The 55 minute video includes performances by an opera singer and several former Juilliard students who together create a classical music concert among the mountains of discount clothing, furniture and junk left to rot at El Mundo. A small crowd of viewers are present, scattered between the various isles labeled with hanging signs that read ‘Linen Department’, ‘Furniture Department’ et cetera. The camera movies shakily through the isles, over people’s heads and heaps of clothing, occasionally falling to rest on a single onlooker just long enough for their reaction to be recorded into the performance. Projected in the first gallery space, the video is dramatically distorted on one wall and obstructed partially by a door frame on the other. It’s a wonderfully janky set-up which nicely parallels the essence of the El Mundo experience; raw but poignant — an orchestrated state of disarray.

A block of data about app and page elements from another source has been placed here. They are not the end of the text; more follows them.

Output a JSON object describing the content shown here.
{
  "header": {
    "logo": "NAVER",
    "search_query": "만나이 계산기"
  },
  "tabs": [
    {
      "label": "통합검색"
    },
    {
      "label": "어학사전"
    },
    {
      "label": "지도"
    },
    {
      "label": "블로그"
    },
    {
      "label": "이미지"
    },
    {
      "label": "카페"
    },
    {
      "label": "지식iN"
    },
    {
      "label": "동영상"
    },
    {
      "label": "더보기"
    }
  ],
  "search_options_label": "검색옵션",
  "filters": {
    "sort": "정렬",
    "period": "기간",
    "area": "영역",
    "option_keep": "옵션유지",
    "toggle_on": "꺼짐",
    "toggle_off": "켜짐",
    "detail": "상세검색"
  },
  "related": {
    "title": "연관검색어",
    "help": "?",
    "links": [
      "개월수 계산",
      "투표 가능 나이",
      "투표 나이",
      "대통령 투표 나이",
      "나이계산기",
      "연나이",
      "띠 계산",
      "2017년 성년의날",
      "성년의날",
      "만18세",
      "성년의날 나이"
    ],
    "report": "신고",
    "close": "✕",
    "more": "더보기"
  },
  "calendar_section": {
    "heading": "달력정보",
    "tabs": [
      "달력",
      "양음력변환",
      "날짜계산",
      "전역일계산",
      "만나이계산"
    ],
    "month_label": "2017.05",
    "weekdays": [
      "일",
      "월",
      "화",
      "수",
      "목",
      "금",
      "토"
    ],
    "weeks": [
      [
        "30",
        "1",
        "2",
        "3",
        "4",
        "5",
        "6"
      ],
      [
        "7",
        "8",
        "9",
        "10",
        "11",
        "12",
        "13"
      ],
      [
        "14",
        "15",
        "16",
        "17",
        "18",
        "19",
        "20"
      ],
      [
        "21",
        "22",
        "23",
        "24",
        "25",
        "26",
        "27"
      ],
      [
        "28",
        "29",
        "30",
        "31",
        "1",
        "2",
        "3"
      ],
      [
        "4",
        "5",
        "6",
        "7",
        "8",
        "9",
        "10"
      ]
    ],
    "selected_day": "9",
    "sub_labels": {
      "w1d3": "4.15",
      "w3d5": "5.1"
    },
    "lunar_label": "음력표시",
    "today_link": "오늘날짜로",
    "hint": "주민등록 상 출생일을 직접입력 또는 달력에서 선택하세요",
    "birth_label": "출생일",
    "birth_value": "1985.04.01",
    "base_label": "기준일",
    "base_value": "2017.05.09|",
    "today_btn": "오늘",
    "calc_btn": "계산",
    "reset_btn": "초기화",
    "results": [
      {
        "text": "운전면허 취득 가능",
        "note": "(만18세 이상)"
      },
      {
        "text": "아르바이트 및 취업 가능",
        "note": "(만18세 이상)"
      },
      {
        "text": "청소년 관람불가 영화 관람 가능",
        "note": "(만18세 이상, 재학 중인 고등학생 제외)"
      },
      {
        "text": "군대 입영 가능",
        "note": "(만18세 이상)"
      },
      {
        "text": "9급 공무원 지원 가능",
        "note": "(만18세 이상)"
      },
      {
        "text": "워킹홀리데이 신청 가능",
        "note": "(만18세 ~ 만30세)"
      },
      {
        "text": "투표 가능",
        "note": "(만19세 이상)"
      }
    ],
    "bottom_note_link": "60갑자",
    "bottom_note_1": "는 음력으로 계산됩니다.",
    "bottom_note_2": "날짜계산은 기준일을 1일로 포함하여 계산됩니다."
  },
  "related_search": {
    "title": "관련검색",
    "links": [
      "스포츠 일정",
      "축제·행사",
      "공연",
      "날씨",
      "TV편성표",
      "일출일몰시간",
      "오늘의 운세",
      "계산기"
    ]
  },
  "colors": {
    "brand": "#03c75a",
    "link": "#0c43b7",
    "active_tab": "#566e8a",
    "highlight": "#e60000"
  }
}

A series of photographs taken by Ganahl throughout the performance hang in the back gallery. Pinned to the wall with blue push pins, (and in the case of one, mounted next to an original Wu-Tang Mathematics tag), Ganahl’s photographs are among the strongest elements of the show. There is a conscious narrative palpable in their subject matter and framing; a kind of focus that the video lacks given the nature of the medium.
Finally, in the back most corner of the gallery is a Crosley record player set up with a recording of the concert on vinyl. It sits atop a non-functioning toilet — a ceramic pedestal R. Mutt would have appreciated.
El Mundo is wonderfully rich in ideas and penniless in presentation. How fitting for Mr. Ganahl, an artist whose work balances between those two words with more humor, genuine and poignancy than any I know.
And so, it was in the back beside the toilet, to the left of a stack of papers, to the right of Mathematics’s tag, that I began to smile thinking about the incredible flexibility of the word ‘gallery’. Ambition is the necessary ingredient, as for everything else, who knows.